This industry includes establishments primarily engaged in the operation of dwellings other than apartment buildings. By definition, such dwellings contain four or fewer housing units. This industry does not include hotels, rooming and boarding houses, camps, and other lodging places for transients. Hotels and motels are classified in SIC 7011: Hotels and Motels; rooming and boarding houses are classified in SIC 7021: Rooming and Boarding Houses; and camps are covered in SIC 7032: Sporting and Recreational Camps.
531110 (Lessors of Residential Buildings and Dwellings)
Bixby Ranch Co. of Seal Beach, California, which placed second in the industry with 1998 sales of $82 million, found itself embattled with residents in its home town who opposed a 218-acre development that started out as a golf course plan and grew into a combined housing and shopping center plan. Residents expressed concern over increased traffic and pollution resulting from the commercialization of its community, preferring a housing-only development. Bixby pointed out several compelling arguments defending its position: first, the Bixby family owned the land since 1875; second, the project passed the scrutiny of a thorough environmental impact review as well as city council approval; and third, that the commercial interests will bring in revenue and create jobs in the depressed economy.

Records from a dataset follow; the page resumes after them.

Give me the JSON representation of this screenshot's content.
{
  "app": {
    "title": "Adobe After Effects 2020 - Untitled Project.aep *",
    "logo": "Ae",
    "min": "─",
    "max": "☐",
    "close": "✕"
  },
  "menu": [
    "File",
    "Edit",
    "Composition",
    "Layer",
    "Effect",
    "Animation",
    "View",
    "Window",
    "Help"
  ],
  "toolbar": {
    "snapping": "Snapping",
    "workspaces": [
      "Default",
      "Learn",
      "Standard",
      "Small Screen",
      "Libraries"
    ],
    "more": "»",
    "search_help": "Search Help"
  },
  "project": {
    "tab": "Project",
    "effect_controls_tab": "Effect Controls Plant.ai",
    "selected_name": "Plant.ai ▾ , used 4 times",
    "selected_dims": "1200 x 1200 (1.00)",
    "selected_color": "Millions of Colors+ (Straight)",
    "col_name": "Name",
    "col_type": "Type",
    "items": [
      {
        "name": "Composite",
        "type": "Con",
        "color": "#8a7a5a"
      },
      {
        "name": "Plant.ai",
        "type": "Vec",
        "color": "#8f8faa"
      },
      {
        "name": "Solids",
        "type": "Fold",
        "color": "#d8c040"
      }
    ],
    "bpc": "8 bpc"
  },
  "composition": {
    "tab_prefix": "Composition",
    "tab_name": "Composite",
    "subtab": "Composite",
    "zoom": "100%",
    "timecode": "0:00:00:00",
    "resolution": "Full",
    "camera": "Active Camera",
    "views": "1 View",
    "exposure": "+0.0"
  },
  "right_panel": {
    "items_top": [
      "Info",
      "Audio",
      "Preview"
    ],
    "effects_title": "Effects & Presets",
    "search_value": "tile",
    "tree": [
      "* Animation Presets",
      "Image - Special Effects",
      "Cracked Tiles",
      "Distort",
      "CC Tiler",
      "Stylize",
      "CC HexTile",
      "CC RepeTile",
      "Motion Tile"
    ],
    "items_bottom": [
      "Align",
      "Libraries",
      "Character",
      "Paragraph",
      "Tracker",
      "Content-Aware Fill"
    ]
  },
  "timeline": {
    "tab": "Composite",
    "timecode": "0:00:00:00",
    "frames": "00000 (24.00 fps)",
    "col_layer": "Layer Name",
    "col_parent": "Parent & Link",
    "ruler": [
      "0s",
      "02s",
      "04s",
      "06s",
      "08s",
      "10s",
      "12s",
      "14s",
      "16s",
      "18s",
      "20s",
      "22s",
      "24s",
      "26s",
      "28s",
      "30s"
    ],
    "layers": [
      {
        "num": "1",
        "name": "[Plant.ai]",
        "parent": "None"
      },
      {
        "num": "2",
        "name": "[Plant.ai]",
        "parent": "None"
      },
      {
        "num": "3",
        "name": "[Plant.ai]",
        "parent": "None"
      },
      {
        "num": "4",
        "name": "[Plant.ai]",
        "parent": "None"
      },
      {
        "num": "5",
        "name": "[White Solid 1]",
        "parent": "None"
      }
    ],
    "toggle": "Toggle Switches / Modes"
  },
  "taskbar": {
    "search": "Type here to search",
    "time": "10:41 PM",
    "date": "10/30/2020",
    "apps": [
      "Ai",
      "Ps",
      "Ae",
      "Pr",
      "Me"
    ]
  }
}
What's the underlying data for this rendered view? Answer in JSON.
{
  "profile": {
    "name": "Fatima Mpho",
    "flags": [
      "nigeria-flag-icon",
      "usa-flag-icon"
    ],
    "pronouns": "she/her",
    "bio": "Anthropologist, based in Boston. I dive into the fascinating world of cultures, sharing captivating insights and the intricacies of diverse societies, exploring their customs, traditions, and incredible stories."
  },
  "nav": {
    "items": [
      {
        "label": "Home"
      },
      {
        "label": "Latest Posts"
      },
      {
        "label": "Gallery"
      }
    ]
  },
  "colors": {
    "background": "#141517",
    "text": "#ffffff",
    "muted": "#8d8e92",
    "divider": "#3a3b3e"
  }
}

Gertrude Gardner Inc. of Metairie, Louisiana led the industry with sales of $222 million for its fiscal year ended September 30, 1998. Indianapolis-based Gene B. Glick Company generated 1999 sales of $74 million, and New York City-based Time Equities Inc. placed fourth in the industry with 1998 sales of $28 million.
This segment of the real estate industry is small—worth an estimated $3.5 billion by the mid 1990s—primarily populated by individual owners of rental properties (generally houses). Large chains or companies are a relatively small presence, typically limited to regional influence. As an established, albeit minor, element of the larger real estate industry in the United States, establishments involved in this industry are influenced by the same economic and social factors that impact the largest real estate property management firms. The U.S. Census Bureau estimated some 9,000 establishments in this category in the early 1990s.
As the U.S. economy surged, beginning in 1992 and continuing into the new millennium, rental properties in general became more appealing to small investors, both companies and individuals. Individual investors began to put more capital into investment properties even though federal tax changes in the late 1980s had limited deductions on investment property. Many of these individuals sought small properties in which to invest so that mortgages would be manageable or not necessary.
An example of a company that capitalized on this trend in the late 1990s is the Burnett Financial Group, headquartered in Edina, Illinois, near Chicago. Burnett was ranked as the country's fourth largest real estate brokerage in 1995. In early 1997, Burnett opened a subsidiary, Burnett Property Management, which had several functions. It handled traditional rental properties, particularly for small investors who did not want to perform all of the management functions such as screening tenants and making emergency repairs. It also provided property management services for people who were temporarily leaving the area or who had to move before they could sell their single-family residences.
DeNitto, Emily. "Eighties Redux? Invested Interest: Individual Investors Taste Past Glories in Newly Profitable Residential Market." Crain's New York Business, 13 January 1997.
Gendler, Neal. "Burnet Financial Group Announces Creation of Property Management Group." Star Tribune, 19 February 1997.
Infotrac Company Profiles, 19 February 2000. Available at http://web4.infotrac.galegroup.com .
"1996 Executive Summary; Real Estate Industry Forecasts; 1996 Landauer Real Estate Forecast." National Real Estate Investor, January 1996.
Segura, Joe. "Calif. Homeowners Complain about Commercial Devlopment." Knight-Ridder/Tribune Business News, 6 May 1997.
"The Residential Market; Real Estate Forecasts; 1996 Landauer Real Estate Forecasts." National Real Estate Investor, January 1996.
Tuinstra, Rachel. "Proposed Seal Beach, Calif., Development Builds Up Anger." Knight-Ridder/Tribune Business News, 19 December 1998.